From: Ben Creisler
There's a new paper out about the origin of bats that may be of interest:
Georgia Tsagkogeorga, Joe Parker, Elia Stupka, James A. Cotton &
Stephen J. Rossiter (2013)
Phylogenomic Analyses Elucidate the Evolutionary Relationships of Bats.
Current Biology 23 :1-6
Note that the pdf is free when you click on icon.
Molecular phylogenetics has rapidly established the evolutionary
positions of most major mammal groups, yet analyses have repeatedly
failed to agree on that of bats (order Chiroptera). Moreover, the
relationship among the major bat lineages has proven equally

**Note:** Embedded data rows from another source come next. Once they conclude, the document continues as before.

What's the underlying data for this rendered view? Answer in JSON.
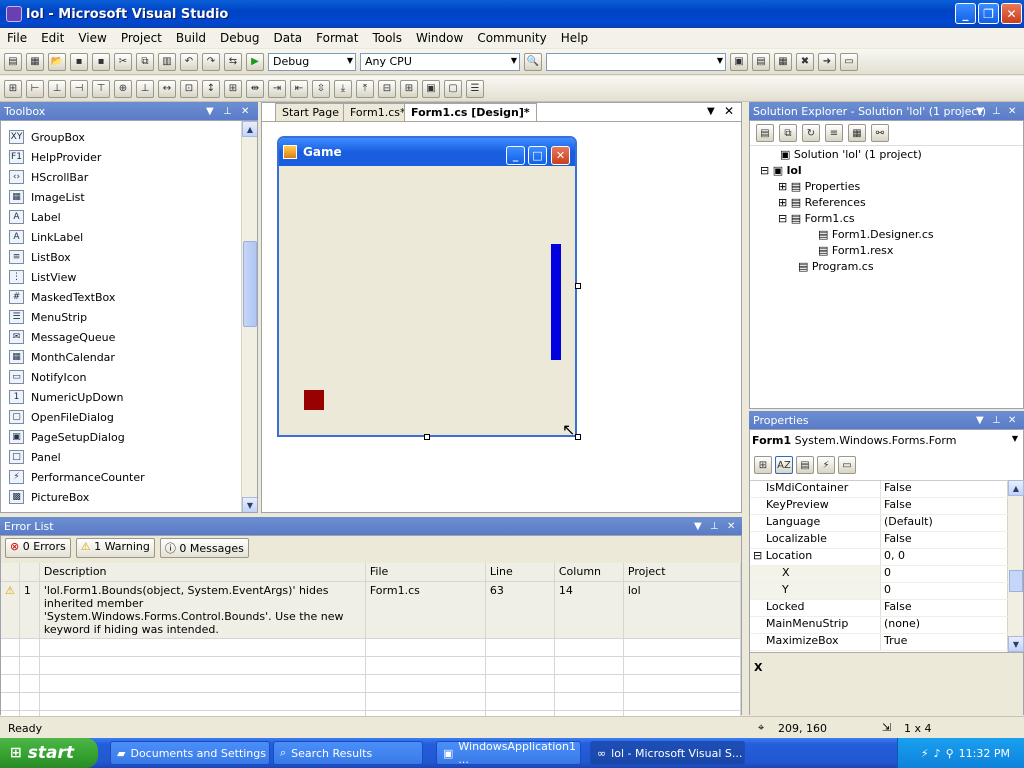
{
  "window": {
    "title": "lol - Microsoft Visual Studio"
  },
  "menu": [
    "File",
    "Edit",
    "View",
    "Project",
    "Build",
    "Debug",
    "Data",
    "Format",
    "Tools",
    "Window",
    "Community",
    "Help"
  ],
  "toolbar": {
    "config": "Debug",
    "platform": "Any CPU",
    "find": ""
  },
  "toolbox": {
    "title": "Toolbox",
    "items": [
      {
        "label": "GroupBox",
        "icon": "XY"
      },
      {
        "label": "HelpProvider",
        "icon": "F1"
      },
      {
        "label": "HScrollBar",
        "icon": "‹›"
      },
      {
        "label": "ImageList",
        "icon": "▦"
      },
      {
        "label": "Label",
        "icon": "A"
      },
      {
        "label": "LinkLabel",
        "icon": "A"
      },
      {
        "label": "ListBox",
        "icon": "≡"
      },
      {
        "label": "ListView",
        "icon": "⋮"
      },
      {
        "label": "MaskedTextBox",
        "icon": "#"
      },
      {
        "label": "MenuStrip",
        "icon": "☰"
      },
      {
        "label": "MessageQueue",
        "icon": "✉"
      },
      {
        "label": "MonthCalendar",
        "icon": "▦"
      },
      {
        "label": "NotifyIcon",
        "icon": "▭"
      },
      {
        "label": "NumericUpDown",
        "icon": "1"
      },
      {
        "label": "OpenFileDialog",
        "icon": "▢"
      },
      {
        "label": "PageSetupDialog",
        "icon": "▣"
      },
      {
        "label": "Panel",
        "icon": "□"
      },
      {
        "label": "PerformanceCounter",
        "icon": "⚡"
      },
      {
        "label": "PictureBox",
        "icon": "▩"
      }
    ]
  },
  "tabs": [
    {
      "label": "Start Page"
    },
    {
      "label": "Form1.cs*"
    },
    {
      "label": "Form1.cs [Design]*"
    }
  ],
  "designer": {
    "form_title": "Game"
  },
  "error_list": {
    "title": "Error List",
    "filters": {
      "errors": "0 Errors",
      "warnings": "1 Warning",
      "messages": "0 Messages"
    },
    "columns": [
      "",
      "Description",
      "File",
      "Line",
      "Column",
      "Project"
    ],
    "rows": [
      {
        "num": "1",
        "description": "'lol.Form1.Bounds(object, System.EventArgs)' hides inherited member 'System.Windows.Forms.Control.Bounds'. Use the new keyword if hiding was intended.",
        "file": "Form1.cs",
        "line": "63",
        "column": "14",
        "project": "lol"
      }
    ]
  },
  "solution": {
    "title": "Solution Explorer - Solution 'lol' (1 project)",
    "nodes": [
      "Solution 'lol' (1 project)",
      "lol",
      "Properties",
      "References",
      "Form1.cs",
      "Form1.Designer.cs",
      "Form1.resx",
      "Program.cs"
    ]
  },
  "properties": {
    "title": "Properties",
    "object_name": "Form1",
    "object_type": "System.Windows.Forms.Form",
    "rows": [
      {
        "name": "IsMdiContainer",
        "value": "False",
        "sub": false
      },
      {
        "name": "KeyPreview",
        "value": "False",
        "sub": false
      },
      {
        "name": "Language",
        "value": "(Default)",
        "sub": false
      },
      {
        "name": "Localizable",
        "value": "False",
        "sub": false
      },
      {
        "name": "Location",
        "value": "0, 0",
        "sub": false,
        "expanded": true
      },
      {
        "name": "X",
        "value": "0",
        "sub": true
      },
      {
        "name": "Y",
        "value": "0",
        "sub": true
      },
      {
        "name": "Locked",
        "value": "False",
        "sub": false
      },
      {
        "name": "MainMenuStrip",
        "value": "(none)",
        "sub": false
      },
      {
        "name": "MaximizeBox",
        "value": "True",
        "sub": false
      }
    ],
    "description": "X"
  },
  "status": {
    "text": "Ready",
    "position": "209, 160",
    "size": "1 x 4"
  },
  "taskbar": {
    "start": "start",
    "tasks": [
      {
        "label": "Documents and Settings"
      },
      {
        "label": "Search Results"
      },
      {
        "label": "WindowsApplication1 ..."
      },
      {
        "label": "lol - Microsoft Visual S..."
      }
    ],
    "clock": "11:32 PM"
  },
  "colors": {
    "paddle": "#0000e0",
    "block": "#990000",
    "panel_header": "#5a7bc8"
  }
}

contentious, with ongoing disagreements about whether echolocating
bats are paraphyletic or a true group having profound implications for
whether echolocation evolved once or possibly multiple times. By
generating new bat genome data and applying model-based phylogenomic
analyses designed to accommodate heterogeneous evolutionary processes,
we show that—contrary to recent suggestions—bats are not closely
related to odd-toed ungulates but instead have a more ancient origin
as sister group to a large clade of carnivores, ungulates, and
cetaceans. Additionally, we provide the first genome-scale support
showing that laryngeal echolocating bats are not a true group and that
this paraphyly is robust to their position within mammals. We suggest
that earlier disagreements in the literature may reflect model
misspecification, long-branch artifacts, poor taxonomic coverage, and
differences in the phylogenetic markers used. These findings are a
timely reminder of the relevance of experimental design and careful
statistical analysis as we move into the phylogenomic era.
On Thu, Oct 31, 2013 at 7:49 PM, Tim Williams <firstname.lastname@example.org> wrote:
> David Marjanovic <email@example.com> wrote:
>> *Chriacus* and bats are sister-groups,
> Yikes. This may have major repercussions for the origin of flight in
> Chiroptera. The scansorial abilities of _Chriacus_ are well attested
> - it's been compared to a modern coati (_Nasua_) in its arboreal
> habits (Rose, KD, 1987; Science 236: 314-316). _Chriacus_ has
> traditionally been considered an arctocyonid... so it makes sense that
> the "arctocyonids" are scattered to the four winds in this analysis.
>> *Brontosaurus* and *Eobrontosaurus* were resurrected today
> I didn't know _Eobrontosaurus_ was ever dead (although it was at one
> stage synonymized with _Camarasaurus_, e.g., Upchurch et al., 2004;
> although see dml.cmnh.org/2005Feb/msg00289.html).
> But I'm surprised that _Brontosaurus_ was brought back to life
> (appropriate for Halloween?).